And cannot be danced. We are moved by a woman willing to dance the undanceable; to stand in the form pointing "There" beyond it. In this we see our own willing struggle with the limits of the senses, when what we really, want lies beyond them. To Walter de la Mare who said, "Language is the banging on a cracked kettle for bears to dance to, when all the while we long to move the stars to tears," l would show Lisa dancing. It is precisely the inadequacy of the medium to be what it indicates, that moves us when she dances. She leaves us with what we thought we saw, and the reality of that, despite the failure of the senses to prove what we have felt. 

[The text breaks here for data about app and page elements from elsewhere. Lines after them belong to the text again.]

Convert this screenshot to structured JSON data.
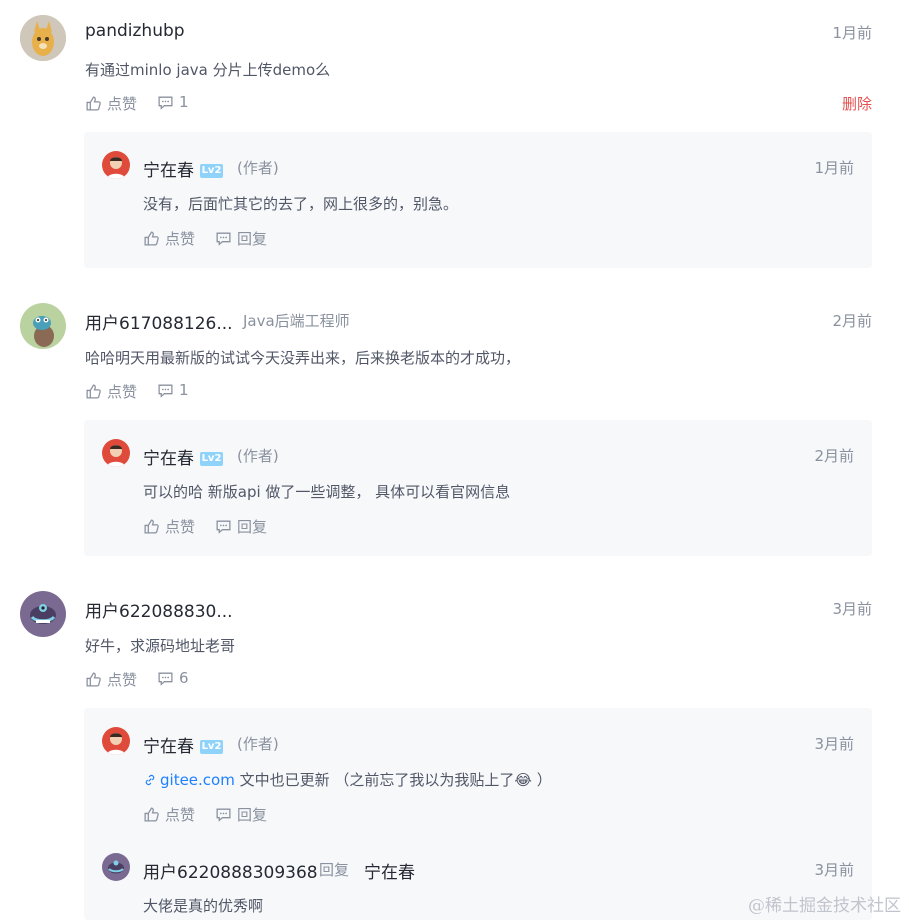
{
  "comments": [
    {
      "user": "pandizhubp",
      "title": "",
      "time": "1月前",
      "text": "有通过minlo java 分片上传demo么",
      "like_label": "点赞",
      "reply_count": "1",
      "delete_label": "删除",
      "replies": [
        {
          "user": "宁在春",
          "level": "Lv2",
          "author_tag": "(作者)",
          "time": "1月前",
          "text": "没有，后面忙其它的去了，网上很多的，别急。",
          "like_label": "点赞",
          "reply_label": "回复"
        }
      ]
    },
    {
      "user": "用户617088126...",
      "title": "Java后端工程师",
      "time": "2月前",
      "text": "哈哈明天用最新版的试试今天没弄出来，后来换老版本的才成功，",
      "like_label": "点赞",
      "reply_count": "1",
      "replies": [
        {
          "user": "宁在春",
          "level": "Lv2",
          "author_tag": "(作者)",
          "time": "2月前",
          "text": "可以的哈 新版api 做了一些调整，  具体可以看官网信息",
          "like_label": "点赞",
          "reply_label": "回复"
        }
      ]
    },
    {
      "user": "用户622088830...",
      "title": "",
      "time": "3月前",
      "text": "好牛，求源码地址老哥",
      "like_label": "点赞",
      "reply_count": "6",
      "replies": [
        {
          "user": "宁在春",
          "level": "Lv2",
          "author_tag": "(作者)",
          "time": "3月前",
          "link_text": "gitee.com",
          "text": " 文中也已更新  （之前忘了我以为我贴上了",
          "emoji": "😂",
          "text_end": " ）",
          "like_label": "点赞",
          "reply_label": "回复"
        },
        {
          "user": "用户6220888309368",
          "reply_word": "回复",
          "reply_to": "宁在春",
          "time": "3月前",
          "text": "大佬是真的优秀啊"
        }
      ]
    }
  ],
  "watermark": "@稀土掘金技术社区",
  "colors": {
    "accent": "#1e80ff",
    "delete": "#e55050",
    "reply_bg": "#f7f8fa",
    "muted": "#8a919f"
  }
}
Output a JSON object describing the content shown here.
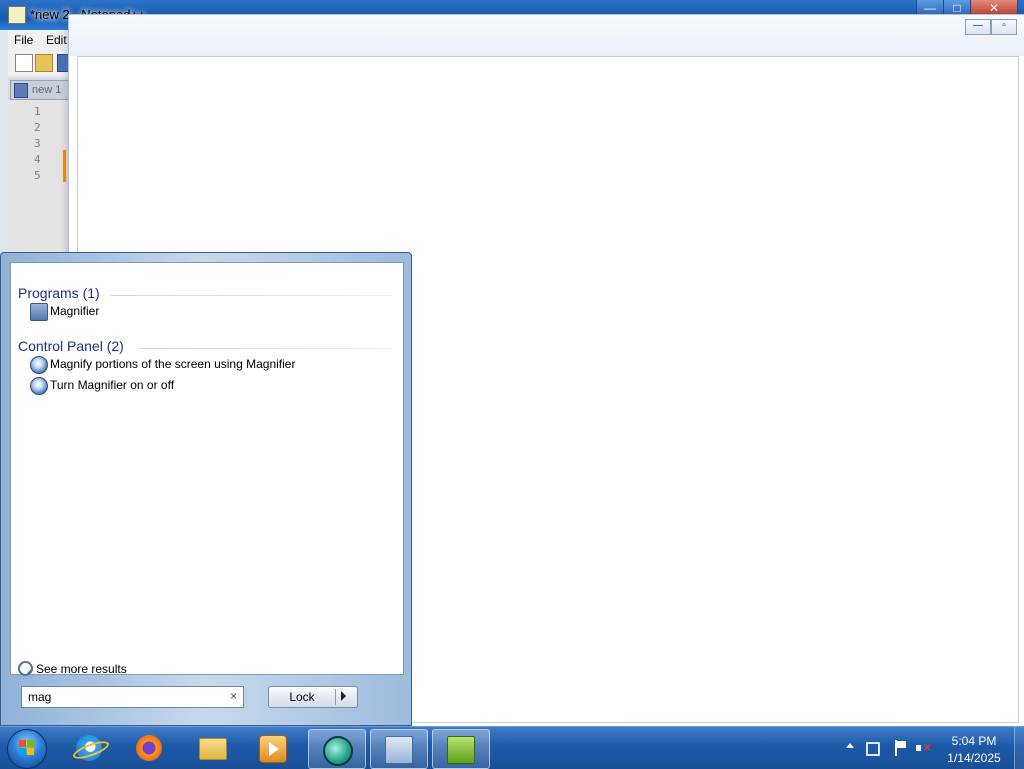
{
  "notepad": {
    "title": "*new 2 - Notepad++",
    "menu": [
      "File",
      "Edit"
    ],
    "tab_label": "new 1",
    "line_numbers": [
      "1",
      "2",
      "3",
      "4",
      "5"
    ]
  },
  "magnifier": {
    "caption_min": "—",
    "caption_max": "▫"
  },
  "start_menu": {
    "groups": [
      {
        "title": "Programs (1)",
        "items": [
          {
            "label": "Magnifier",
            "icon": "magnifier-icon"
          }
        ]
      },
      {
        "title": "Control Panel (2)",
        "items": [
          {
            "label": "Magnify portions of the screen using Magnifier",
            "icon": "control-panel-icon"
          },
          {
            "label": "Turn Magnifier on or off",
            "icon": "control-panel-icon"
          }
        ]
      }
    ],
    "see_more": "See more results",
    "search": {
      "value": "mag",
      "clear_glyph": "×"
    },
    "lock_button": "Lock"
  },
  "taskbar": {
    "pinned": [
      "internet-explorer",
      "firefox",
      "file-explorer",
      "media-player",
      "magnifier",
      "remote-desktop",
      "notepad++"
    ],
    "time": "5:04 PM",
    "date": "1/14/2025"
  },
  "colors": {
    "accent_group": "#1e3287",
    "taskbar": "#1e5aa8",
    "change_marker": "#ff8c00"
  }
}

Perhaps this is the answer to a question l have had for ten years. Why did Lisa stop her experimental work in environmental performance in 1975 after the success of The Green Dream, in which she and Cathy Weis orchestrated a vast surreal epic performed simultaneously throughout a transformed Victorian mansion? Did the centerpiece of that epic-a large mirror jig-saw puzzle painted with Michelangelo's God touching Adam, which the viewer-participants helped put back together-foretell a restructuring of her own ideas about the creative act? Did questions arise which led her away from performing, into video as a medium of examining perception, then as a performance tool, and back into performing in a new way? Did she decide that making environments, or using sets no matter how evocative, only reinforced the illusion of an outside world? That it was more to the point to perform seeing than to make things to be seen? Did she, like Joyce, reject the promise of an epic requiring "external" adventures and redefine it as the adventures of a mind discovering its own language? Whatever the answers are, Lisa Nelson is an epic dancer who has become, for many of us, the paradigm of improvisation; the moreso against the backdrop of a dance scene that is increasingly geared to spectacle.

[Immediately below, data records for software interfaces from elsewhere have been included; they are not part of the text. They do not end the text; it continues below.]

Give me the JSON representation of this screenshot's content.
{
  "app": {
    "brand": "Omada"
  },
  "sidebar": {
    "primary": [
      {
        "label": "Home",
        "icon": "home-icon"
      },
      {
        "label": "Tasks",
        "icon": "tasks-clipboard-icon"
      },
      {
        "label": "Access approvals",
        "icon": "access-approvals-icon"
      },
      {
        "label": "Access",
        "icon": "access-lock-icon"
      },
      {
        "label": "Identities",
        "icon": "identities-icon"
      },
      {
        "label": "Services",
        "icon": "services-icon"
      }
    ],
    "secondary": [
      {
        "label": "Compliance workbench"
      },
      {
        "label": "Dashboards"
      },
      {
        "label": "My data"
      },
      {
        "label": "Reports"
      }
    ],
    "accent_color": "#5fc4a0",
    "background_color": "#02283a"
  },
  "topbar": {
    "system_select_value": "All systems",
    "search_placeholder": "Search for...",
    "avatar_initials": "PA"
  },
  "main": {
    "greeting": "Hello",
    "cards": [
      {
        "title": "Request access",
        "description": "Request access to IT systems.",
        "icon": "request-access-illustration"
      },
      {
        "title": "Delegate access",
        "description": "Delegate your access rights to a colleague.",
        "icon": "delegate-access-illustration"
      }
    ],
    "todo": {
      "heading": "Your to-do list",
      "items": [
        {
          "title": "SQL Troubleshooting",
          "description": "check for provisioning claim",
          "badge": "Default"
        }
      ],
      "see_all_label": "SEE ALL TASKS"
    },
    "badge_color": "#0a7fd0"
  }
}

I would love to see the return of the mustachioed figure in the Hawaiian shirt from PA RT (with Steve Paxton, to Robert Ashley's Private Parts) who, like one of Chaplin's characters, seems to have become a classic now permanently living in the hearts of hundreds of us who watched (and not always with dry eyes) her/his? development. Who but Lisa could throw open her arms as if to keep the stars from falling, shift her gaze to become a conductor about to start up the orchestra, and move her fingers to become a villager reading a newspaper, all in one breath? Who else could give you the feeling of falling down in rush hour in Grand Central Station, then drop you in the wilderness howling at the moon? Now that she has built her own studio on a mountainside in the North­East Kingdom of Vermont, who knows what she'll come out with. She has always been a rebel against the predictable, lighting up things that lie in shadow, the only true meaning of the avant-garde.

Why do I want to see her on an opera house stage making the million dollar sets disappear, evaporating the mountains, holding the reins of the elements? Why do I want for her what she doesn’t want for herself? I think we only get one every now and then, and sometimes not anyone, and she is one.